Instructor: Muzi Li Rowe
Exploring the magic of photography through its most fundamental form: camera obscura, aka the pinhole image. Camera obscura is a a naturally occurring optical phenomenon that has inspired and has been implemented by artists and scientists over many centuries. In this one day intensive workshop, you will first learn how to build a functional camera with everyday materials, and create your very own black and white photograph in the darkroom! You don’t have to know a lot about photography to make a pinhole image, not knowing the result makes the process full of excitement, surprises and lots of fun!
About the Instructor:
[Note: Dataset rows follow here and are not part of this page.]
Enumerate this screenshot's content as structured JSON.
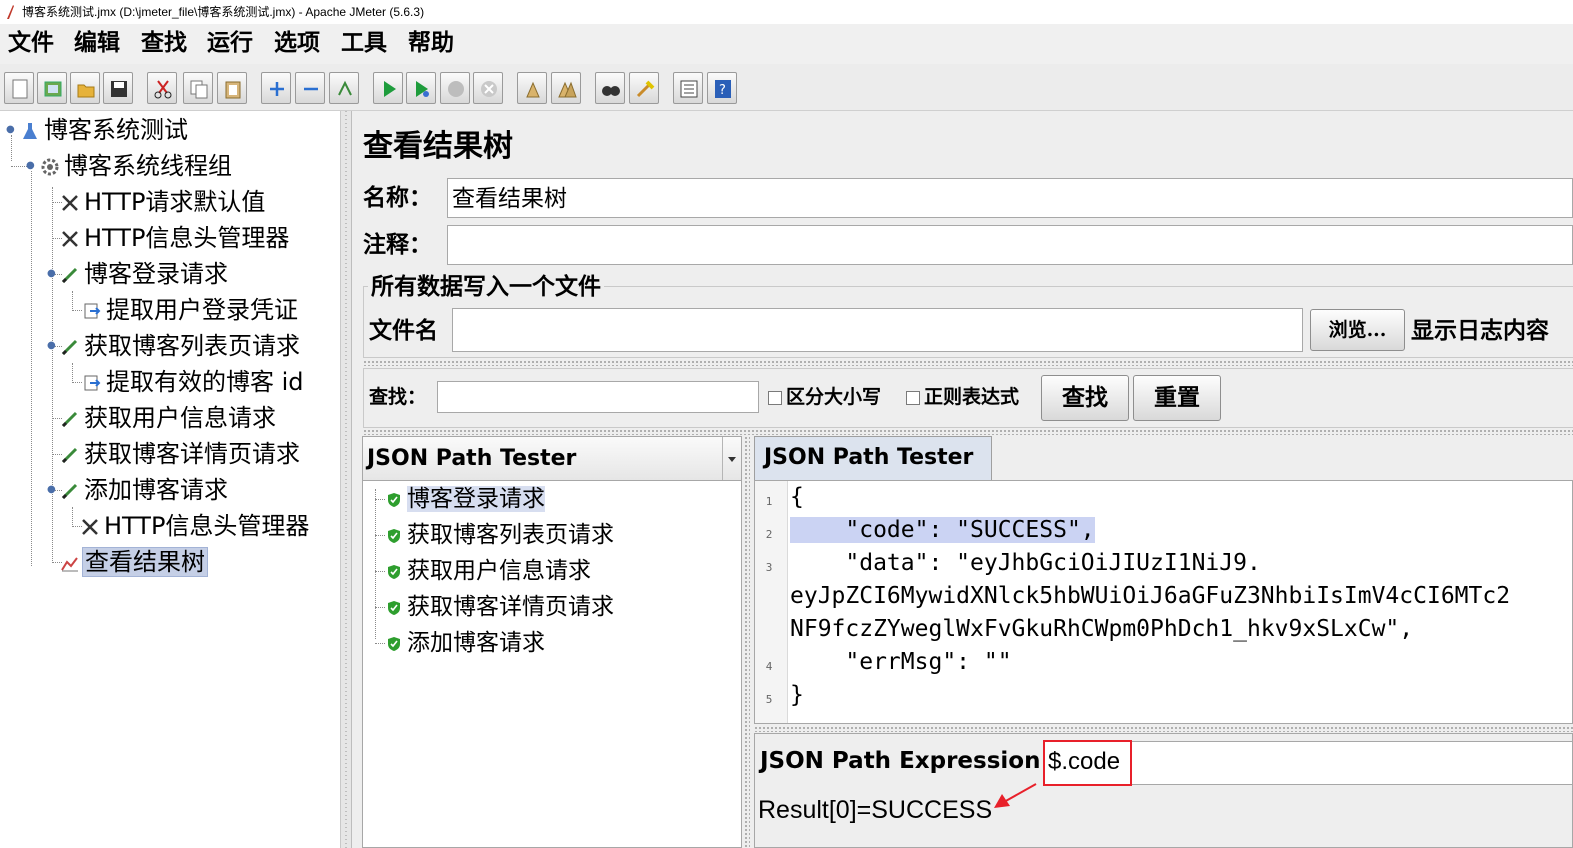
{
  "window": {
    "title": "博客系统测试.jmx (D:\\jmeter_file\\博客系统测试.jmx) - Apache JMeter (5.6.3)"
  },
  "menu": [
    "文件",
    "编辑",
    "查找",
    "运行",
    "选项",
    "工具",
    "帮助"
  ],
  "toolbar": {
    "icons": [
      "new-icon",
      "templates-icon",
      "open-icon",
      "save-icon",
      "cut-icon",
      "copy-icon",
      "paste-icon",
      "expand-icon",
      "collapse-icon",
      "toggle-icon",
      "start-icon",
      "start-no-pause-icon",
      "stop-icon",
      "shutdown-icon",
      "clear-icon",
      "clear-all-icon",
      "search-icon",
      "reset-search-icon",
      "function-helper-icon",
      "help-icon"
    ]
  },
  "tree": {
    "items": [
      {
        "label": "博客系统测试",
        "icon": "test-plan-icon"
      },
      {
        "label": "博客系统线程组",
        "icon": "thread-group-icon"
      },
      {
        "label": "HTTP请求默认值",
        "icon": "config-element-icon"
      },
      {
        "label": "HTTP信息头管理器",
        "icon": "config-element-icon"
      },
      {
        "label": "博客登录请求",
        "icon": "sampler-icon"
      },
      {
        "label": "提取用户登录凭证",
        "icon": "post-processor-icon"
      },
      {
        "label": "获取博客列表页请求",
        "icon": "sampler-icon"
      },
      {
        "label": "提取有效的博客 id",
        "icon": "post-processor-icon"
      },
      {
        "label": "获取用户信息请求",
        "icon": "sampler-icon"
      },
      {
        "label": "获取博客详情页请求",
        "icon": "sampler-icon"
      },
      {
        "label": "添加博客请求",
        "icon": "sampler-icon"
      },
      {
        "label": "HTTP信息头管理器",
        "icon": "config-element-icon"
      },
      {
        "label": "查看结果树",
        "icon": "listener-icon"
      }
    ]
  },
  "panel": {
    "heading": "查看结果树",
    "name_label": "名称：",
    "name_value": "查看结果树",
    "comment_label": "注释：",
    "comment_value": "",
    "file_section": "所有数据写入一个文件",
    "filename_label": "文件名",
    "filename_value": "",
    "browse_button": "浏览...",
    "log_label": "显示日志内容"
  },
  "search": {
    "label": "查找：",
    "value": "",
    "case_sensitive": "区分大小写",
    "regex": "正则表达式",
    "find_button": "查找",
    "reset_button": "重置"
  },
  "renderer": {
    "selected": "JSON Path Tester",
    "results": [
      {
        "label": "博客登录请求",
        "status": "success"
      },
      {
        "label": "获取博客列表页请求",
        "status": "success"
      },
      {
        "label": "获取用户信息请求",
        "status": "success"
      },
      {
        "label": "获取博客详情页请求",
        "status": "success"
      },
      {
        "label": "添加博客请求",
        "status": "success"
      }
    ]
  },
  "tester": {
    "tab": "JSON Path Tester",
    "line_numbers": [
      "1",
      "2",
      "3",
      "4",
      "5"
    ],
    "lines": [
      "{",
      "    \"code\": \"SUCCESS\",",
      "    \"data\": \"eyJhbGciOiJIUzI1NiJ9.",
      "eyJpZCI6MywidXNlck5hbWUiOiJ6aGFuZ3NhbiIsImV4cCI6MTc2",
      "NF9fczZYweglWxFvGkuRhCWpm0PhDch1_hkv9xSLxCw\",",
      "    \"errMsg\": \"\"",
      "}"
    ],
    "expression_label": "JSON Path Expression",
    "expression_value": "$.code",
    "result": "Result[0]=SUCCESS"
  },
  "colors": {
    "selection": "#c5cfe6",
    "highlight": "#cbd3f3",
    "annotation": "#e8202a",
    "success": "#2e9e2e"
  }
}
Muzi Li Rowe is best known for her optical assemblages of obsolete technology and photographs made using them. She works with the physical elements of camera, observing photography through its own medium. Often working with various historical and alternative photographic processes, she reflects the significance of practicing the analog medium in the current age. Rowe’s work is influenced by the works from the New Topographics and The Picture Generations, as well as folk art and DIY culture.
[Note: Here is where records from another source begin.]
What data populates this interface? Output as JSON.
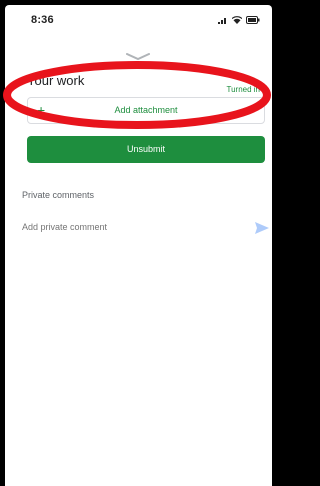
{
  "status_bar": {
    "time": "8:36",
    "icons": [
      "signal-icon",
      "wifi-icon",
      "battery-icon"
    ]
  },
  "sheet": {
    "handle_icon": "chevron-down-icon",
    "section_title": "Your work",
    "status_label": "Turned in",
    "attach_button": {
      "icon": "plus-icon",
      "plus_glyph": "+",
      "label": "Add attachment"
    },
    "submit_button": {
      "label": "Unsubmit"
    }
  },
  "private_comments": {
    "title": "Private comments",
    "input_placeholder": "Add private comment",
    "send_icon": "send-icon"
  },
  "annotation": {
    "shape": "ellipse",
    "color": "#e8141c"
  },
  "colors": {
    "accent": "#1e8e3e",
    "frame": "#000000"
  }
}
Born and raised in Beijing, China, Rowe has lived in between Beijing, Sydney, Hawaii and California since the age of 17. She received a Bachelor of Visual Arts from University of Sydney, Australia and a Master of Fine Arts from University of California Davis. Rowe has exhibited in the US, China and Australia, at venues including Slosumb Galleries, East Tennessee State University, TN; Manetti Shrem Museum of Art, CA; Coffs Harbor Regional Gallery, Australia; Carriage Works, Sydney, Australia; and Bronze Ware Museum, Ordos, China. Rowe currently works as a freelance photographer, specializing in artwork documentation and product photography under the name Eighteen Percent Labs. Rowe lives and works in Sacramento, California.